If you are wondering what should be the meta description length, try to keep your text as concise, laconic, and straight to the point as possible. Texts longer than 120-160 characters are likely to be truncated by Google to fit the device properties. For desktops, the text length is ~160 characters max and, for mobile, ~120 characters max. This same rule applies to the title tag. Even though there is no limit on how long it can be, try not to exceed a maximum of 60 characters.
Tip 4: Include target keywords
While your title and meta description should both be optimized for keywords, it is important not to go overboard. Even though there is no maximum allowed number of keywords, your ranking can suffer from “keyword stuffing”. Usually, Google will detect if the information used in the meta description is out of context and does not bring value to the reader.
So, how do you include keywords in your meta description without being penalized? Aim to craft appropriate, customer-centric content and use keywords in moderation with no repetition. As a rule of thumb, it is recommended that the total amount of words in your text consists of no more than 10% keywords.

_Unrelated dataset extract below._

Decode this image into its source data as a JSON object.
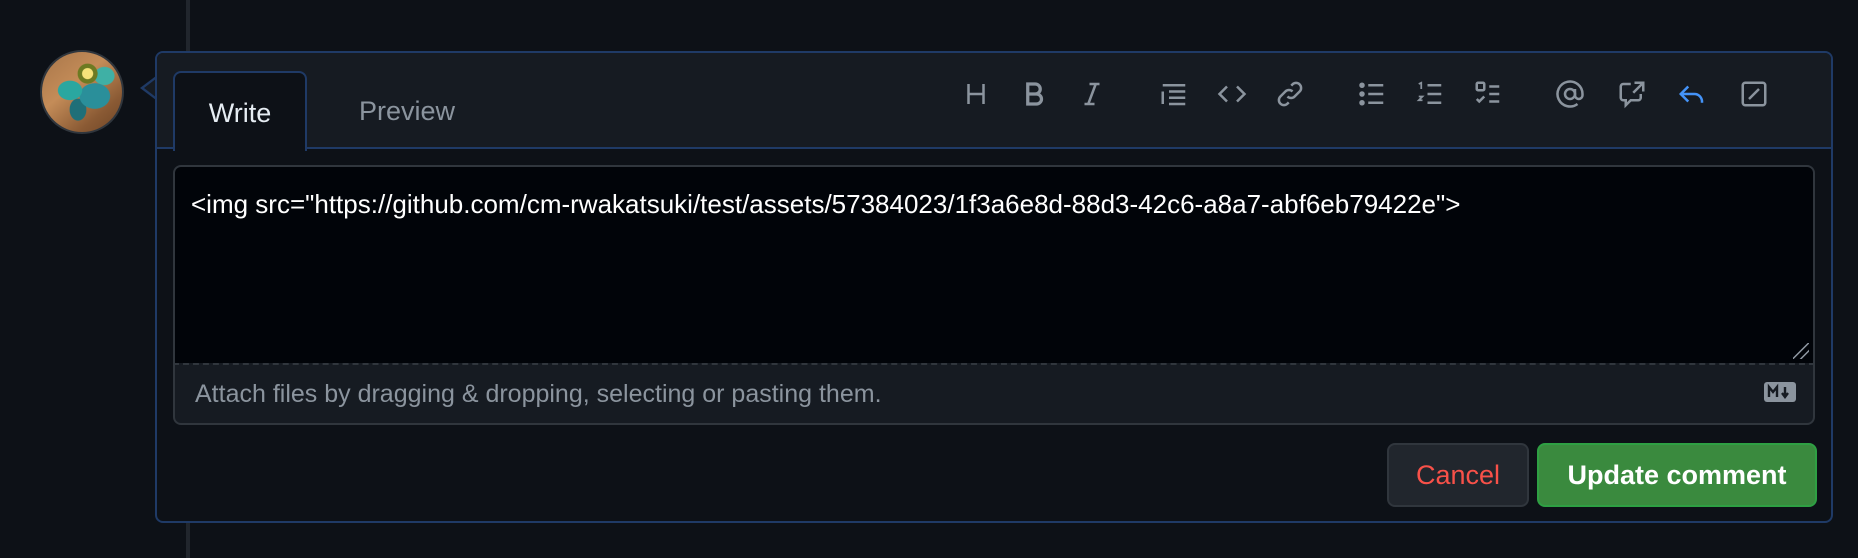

Tip 5: Write unique descriptions
Unique meta descriptions help distinguish one page of your website from another. They are SEO-friendly and can help grow your ranking, while identical descriptions are favorably considered by Google. Therefore, it is better to have a few thoroughly-crafted meta descriptions for your key posts than duplicating the information for all your pages.
However, you may sometimes see different titles and meta texts come up for your pages in the SERP. So, if you’re wondering “Why Google doesn’t show my meta description?”, make sure that you haven’t violated any of the Google guidelines, as the search engine may use different meta descriptions to better fit the user’s query. If this happens and you still prefer your own meta description, reach out to Google via Google Search Central Help Forum.
Tip 6: Don’t use quotation marks
Since a meta description is written in HTML, certain symbols might affect and break the code. Using double quotation marks is a very common mistake that might jeopardize your meta description performance. Avoid these punctuation marks whenever possible and, if you still need them, use a single quotation mark instead.
- Double quotation mark (“ ”) ❌
- Single quotation mark (‘ ’) ✅
Tip 7: Match your content
Never include information in the meta description that does not correspond with the actual data you published. If viewers land on your page and don’t find what they’ve been promised in the meta description, they will quickly leave. This will then send negative signals to search engines and might negatively impact your SEO rankings. Not to mention the nasty aftertaste your viewers will have after realizing that they’ve been tricked.
How to create the right meta description
We’ve covered some of the best practices for meta descriptions in this blog. While it is a continuous process, make sure to incorporate these seven tips when getting started. There is no need to reinvent the wheel, so don’t hesitate to gain inspiration from your competitors. Knowing what works for others and what you can do even better is a good way to kick-off the process of crafting your own meta descriptions.